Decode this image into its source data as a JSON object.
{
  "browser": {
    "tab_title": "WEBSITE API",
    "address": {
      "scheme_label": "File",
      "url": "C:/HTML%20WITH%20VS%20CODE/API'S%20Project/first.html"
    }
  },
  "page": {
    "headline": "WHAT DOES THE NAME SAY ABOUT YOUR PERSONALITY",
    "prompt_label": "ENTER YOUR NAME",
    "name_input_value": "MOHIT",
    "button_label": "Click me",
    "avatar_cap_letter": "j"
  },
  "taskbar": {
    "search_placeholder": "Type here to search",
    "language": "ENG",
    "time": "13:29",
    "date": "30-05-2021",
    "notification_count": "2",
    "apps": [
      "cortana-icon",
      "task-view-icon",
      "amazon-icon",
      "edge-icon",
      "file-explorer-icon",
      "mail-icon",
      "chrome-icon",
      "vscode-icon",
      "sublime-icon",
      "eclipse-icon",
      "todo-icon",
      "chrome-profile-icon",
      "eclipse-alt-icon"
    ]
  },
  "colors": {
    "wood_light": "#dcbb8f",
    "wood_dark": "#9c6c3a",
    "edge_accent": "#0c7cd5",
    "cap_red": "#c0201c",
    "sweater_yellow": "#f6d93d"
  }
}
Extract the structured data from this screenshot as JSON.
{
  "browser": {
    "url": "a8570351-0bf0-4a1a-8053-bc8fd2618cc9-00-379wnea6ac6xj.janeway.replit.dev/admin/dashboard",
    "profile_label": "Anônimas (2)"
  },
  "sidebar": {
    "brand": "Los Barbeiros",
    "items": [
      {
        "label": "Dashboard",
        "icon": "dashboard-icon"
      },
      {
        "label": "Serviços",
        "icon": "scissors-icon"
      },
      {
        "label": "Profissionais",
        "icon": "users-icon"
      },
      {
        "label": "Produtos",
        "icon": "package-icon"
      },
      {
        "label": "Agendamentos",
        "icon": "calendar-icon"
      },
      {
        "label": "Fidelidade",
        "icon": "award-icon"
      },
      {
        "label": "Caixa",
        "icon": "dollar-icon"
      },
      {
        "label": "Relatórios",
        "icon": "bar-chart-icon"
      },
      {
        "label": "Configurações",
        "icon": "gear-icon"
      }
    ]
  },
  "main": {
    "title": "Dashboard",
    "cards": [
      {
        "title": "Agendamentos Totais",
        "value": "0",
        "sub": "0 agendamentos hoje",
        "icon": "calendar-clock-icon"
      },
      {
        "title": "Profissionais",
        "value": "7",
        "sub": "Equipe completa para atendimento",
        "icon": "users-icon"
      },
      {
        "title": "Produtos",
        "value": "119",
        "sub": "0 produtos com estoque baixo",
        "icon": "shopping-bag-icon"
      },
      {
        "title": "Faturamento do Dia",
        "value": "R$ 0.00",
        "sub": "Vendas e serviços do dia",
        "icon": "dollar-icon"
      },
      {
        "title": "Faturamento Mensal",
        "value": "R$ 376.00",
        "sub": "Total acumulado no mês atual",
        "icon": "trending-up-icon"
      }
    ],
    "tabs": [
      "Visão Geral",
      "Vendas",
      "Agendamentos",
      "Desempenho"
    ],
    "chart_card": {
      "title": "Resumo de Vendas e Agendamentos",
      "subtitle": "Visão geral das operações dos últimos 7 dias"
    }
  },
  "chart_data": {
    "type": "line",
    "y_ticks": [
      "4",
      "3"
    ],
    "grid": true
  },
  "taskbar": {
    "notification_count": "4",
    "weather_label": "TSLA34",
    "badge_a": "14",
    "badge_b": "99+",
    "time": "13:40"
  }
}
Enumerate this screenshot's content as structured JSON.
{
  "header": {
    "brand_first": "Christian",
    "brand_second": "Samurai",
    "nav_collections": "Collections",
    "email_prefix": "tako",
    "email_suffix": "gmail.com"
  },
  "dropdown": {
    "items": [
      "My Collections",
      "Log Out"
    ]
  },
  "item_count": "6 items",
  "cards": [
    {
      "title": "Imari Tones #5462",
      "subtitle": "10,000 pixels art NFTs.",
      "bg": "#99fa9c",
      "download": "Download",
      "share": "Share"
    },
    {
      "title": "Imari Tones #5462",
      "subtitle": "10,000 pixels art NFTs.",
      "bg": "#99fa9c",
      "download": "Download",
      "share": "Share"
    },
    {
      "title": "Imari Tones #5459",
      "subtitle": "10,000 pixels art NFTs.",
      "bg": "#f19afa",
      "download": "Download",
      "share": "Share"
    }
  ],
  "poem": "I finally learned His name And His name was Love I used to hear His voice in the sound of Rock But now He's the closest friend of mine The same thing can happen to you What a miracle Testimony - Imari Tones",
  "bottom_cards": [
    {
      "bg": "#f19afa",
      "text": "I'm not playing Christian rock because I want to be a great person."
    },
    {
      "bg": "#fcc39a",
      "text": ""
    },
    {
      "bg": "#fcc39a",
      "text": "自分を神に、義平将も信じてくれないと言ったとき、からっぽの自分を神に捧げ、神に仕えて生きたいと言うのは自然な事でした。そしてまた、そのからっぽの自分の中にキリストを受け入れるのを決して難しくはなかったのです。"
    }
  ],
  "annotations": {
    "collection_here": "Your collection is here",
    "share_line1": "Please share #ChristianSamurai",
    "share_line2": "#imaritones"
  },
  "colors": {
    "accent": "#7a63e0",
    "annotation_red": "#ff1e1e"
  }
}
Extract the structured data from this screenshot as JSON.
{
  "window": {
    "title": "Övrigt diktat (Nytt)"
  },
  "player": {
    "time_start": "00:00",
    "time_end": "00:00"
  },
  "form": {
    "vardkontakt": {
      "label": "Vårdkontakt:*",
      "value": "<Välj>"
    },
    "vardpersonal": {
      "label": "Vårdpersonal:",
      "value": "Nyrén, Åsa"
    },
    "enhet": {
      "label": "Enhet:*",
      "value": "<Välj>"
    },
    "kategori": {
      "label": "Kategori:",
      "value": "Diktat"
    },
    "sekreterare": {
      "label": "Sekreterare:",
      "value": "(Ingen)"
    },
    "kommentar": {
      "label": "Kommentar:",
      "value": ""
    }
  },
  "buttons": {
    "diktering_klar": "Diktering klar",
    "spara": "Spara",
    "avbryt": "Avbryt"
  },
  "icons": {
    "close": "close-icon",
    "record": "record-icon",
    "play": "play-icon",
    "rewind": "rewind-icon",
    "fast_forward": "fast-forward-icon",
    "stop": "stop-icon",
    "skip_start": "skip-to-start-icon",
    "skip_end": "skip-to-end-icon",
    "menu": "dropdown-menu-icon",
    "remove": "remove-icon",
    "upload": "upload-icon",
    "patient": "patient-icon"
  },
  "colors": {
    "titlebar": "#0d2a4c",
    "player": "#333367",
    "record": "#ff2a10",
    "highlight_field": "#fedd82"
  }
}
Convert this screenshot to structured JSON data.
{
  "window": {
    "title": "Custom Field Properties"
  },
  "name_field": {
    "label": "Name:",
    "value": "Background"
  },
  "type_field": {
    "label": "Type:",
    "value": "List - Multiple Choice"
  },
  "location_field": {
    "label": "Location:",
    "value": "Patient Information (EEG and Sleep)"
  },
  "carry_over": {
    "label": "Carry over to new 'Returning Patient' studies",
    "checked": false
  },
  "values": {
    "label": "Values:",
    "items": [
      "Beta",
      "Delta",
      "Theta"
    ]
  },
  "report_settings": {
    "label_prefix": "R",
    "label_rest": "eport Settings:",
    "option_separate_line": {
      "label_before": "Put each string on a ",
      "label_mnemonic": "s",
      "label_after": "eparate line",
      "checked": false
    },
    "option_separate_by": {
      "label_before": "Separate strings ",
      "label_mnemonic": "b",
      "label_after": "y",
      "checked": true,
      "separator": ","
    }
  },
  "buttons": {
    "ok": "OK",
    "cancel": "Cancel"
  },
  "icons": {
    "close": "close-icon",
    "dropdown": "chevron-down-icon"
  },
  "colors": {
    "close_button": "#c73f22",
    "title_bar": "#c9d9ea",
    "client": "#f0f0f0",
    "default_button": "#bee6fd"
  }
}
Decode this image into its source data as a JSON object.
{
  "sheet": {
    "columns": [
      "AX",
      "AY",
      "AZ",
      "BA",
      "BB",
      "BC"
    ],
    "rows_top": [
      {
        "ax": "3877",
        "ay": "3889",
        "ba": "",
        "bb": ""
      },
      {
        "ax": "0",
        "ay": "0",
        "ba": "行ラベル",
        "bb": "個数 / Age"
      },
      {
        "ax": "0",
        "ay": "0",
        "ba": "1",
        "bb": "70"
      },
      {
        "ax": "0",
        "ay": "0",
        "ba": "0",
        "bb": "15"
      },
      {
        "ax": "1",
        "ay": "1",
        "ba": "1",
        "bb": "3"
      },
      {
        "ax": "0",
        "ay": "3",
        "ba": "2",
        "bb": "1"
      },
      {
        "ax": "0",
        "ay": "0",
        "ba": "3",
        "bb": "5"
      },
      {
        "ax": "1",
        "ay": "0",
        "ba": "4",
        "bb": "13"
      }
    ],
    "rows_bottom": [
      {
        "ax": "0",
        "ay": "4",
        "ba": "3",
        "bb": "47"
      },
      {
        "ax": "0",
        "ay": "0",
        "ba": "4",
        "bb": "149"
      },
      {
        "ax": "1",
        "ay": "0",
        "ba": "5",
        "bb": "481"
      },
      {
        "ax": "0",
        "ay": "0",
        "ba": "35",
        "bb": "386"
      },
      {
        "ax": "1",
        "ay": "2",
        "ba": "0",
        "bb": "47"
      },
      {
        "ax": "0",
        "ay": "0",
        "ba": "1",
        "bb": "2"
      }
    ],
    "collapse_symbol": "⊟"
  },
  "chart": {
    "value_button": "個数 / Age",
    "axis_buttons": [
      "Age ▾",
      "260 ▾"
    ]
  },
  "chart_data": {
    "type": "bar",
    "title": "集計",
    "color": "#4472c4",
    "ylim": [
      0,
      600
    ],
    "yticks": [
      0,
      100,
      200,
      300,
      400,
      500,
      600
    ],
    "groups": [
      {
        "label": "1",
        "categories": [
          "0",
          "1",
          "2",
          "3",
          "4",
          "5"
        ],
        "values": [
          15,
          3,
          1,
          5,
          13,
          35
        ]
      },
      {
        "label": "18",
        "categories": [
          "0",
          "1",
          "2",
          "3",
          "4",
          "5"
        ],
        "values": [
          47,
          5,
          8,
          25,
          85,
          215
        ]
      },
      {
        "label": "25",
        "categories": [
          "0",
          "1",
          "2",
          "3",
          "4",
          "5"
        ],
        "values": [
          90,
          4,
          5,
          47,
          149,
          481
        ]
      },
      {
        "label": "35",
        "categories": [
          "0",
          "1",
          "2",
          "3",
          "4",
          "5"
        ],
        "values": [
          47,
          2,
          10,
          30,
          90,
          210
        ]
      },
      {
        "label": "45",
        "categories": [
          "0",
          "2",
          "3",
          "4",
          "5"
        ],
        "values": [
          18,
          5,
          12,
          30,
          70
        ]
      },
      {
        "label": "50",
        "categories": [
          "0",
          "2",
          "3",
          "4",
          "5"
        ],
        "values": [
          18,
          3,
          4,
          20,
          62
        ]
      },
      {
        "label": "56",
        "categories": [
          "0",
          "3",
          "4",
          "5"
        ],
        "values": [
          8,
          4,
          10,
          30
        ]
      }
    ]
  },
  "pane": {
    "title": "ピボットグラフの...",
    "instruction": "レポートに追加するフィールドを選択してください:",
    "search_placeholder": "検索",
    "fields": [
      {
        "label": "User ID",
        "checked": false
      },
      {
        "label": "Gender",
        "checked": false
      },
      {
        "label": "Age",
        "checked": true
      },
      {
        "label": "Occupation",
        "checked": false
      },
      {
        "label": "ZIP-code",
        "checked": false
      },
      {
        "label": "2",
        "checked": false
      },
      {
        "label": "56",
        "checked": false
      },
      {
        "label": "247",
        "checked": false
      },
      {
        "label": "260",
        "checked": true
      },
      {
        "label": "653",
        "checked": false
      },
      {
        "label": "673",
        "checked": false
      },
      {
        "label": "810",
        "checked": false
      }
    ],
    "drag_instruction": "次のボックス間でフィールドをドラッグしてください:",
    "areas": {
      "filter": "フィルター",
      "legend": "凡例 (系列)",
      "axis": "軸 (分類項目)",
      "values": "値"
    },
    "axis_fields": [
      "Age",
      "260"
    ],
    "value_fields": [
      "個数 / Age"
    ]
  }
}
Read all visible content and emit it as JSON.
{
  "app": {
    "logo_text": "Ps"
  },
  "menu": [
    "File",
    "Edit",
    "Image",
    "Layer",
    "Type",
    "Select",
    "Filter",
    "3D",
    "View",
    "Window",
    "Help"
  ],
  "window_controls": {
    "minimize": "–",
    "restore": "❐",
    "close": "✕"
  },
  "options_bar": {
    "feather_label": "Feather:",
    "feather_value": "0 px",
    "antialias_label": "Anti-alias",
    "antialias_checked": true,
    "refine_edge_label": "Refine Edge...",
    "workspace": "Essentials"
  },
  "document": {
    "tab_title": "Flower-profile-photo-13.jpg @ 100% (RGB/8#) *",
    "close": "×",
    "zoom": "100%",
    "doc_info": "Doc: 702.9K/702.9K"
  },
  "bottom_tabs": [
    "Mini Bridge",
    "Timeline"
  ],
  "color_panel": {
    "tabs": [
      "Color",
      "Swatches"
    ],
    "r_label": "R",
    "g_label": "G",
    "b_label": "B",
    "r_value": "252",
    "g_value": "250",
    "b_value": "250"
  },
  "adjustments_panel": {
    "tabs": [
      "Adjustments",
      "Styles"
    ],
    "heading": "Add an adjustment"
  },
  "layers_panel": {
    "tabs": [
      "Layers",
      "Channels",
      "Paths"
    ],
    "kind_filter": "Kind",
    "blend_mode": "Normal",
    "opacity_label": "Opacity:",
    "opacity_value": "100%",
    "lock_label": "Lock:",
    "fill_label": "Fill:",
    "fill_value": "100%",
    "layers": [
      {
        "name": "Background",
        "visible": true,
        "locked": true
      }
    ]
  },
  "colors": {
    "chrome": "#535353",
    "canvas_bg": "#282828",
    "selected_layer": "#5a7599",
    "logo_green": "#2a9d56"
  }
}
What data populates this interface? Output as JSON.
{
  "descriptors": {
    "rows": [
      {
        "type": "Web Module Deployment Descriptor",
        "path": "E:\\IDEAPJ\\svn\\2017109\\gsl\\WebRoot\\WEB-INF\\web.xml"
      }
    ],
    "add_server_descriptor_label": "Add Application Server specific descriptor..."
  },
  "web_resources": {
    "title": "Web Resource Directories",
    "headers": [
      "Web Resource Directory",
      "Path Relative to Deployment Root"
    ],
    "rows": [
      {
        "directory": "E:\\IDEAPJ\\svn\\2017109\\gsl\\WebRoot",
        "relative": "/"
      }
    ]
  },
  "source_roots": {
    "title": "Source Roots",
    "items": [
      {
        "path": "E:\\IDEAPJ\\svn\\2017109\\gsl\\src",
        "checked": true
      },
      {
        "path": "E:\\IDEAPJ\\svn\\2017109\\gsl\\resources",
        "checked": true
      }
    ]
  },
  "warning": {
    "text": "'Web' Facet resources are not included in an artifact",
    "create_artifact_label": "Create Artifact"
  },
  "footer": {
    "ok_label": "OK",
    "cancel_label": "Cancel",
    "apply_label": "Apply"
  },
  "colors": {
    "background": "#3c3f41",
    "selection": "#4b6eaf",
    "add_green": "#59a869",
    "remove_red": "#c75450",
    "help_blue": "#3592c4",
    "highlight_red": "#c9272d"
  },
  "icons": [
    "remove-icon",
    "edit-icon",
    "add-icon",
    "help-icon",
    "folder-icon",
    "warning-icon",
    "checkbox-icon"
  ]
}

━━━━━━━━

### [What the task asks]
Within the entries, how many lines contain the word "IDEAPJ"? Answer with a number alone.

### [Task solution]
4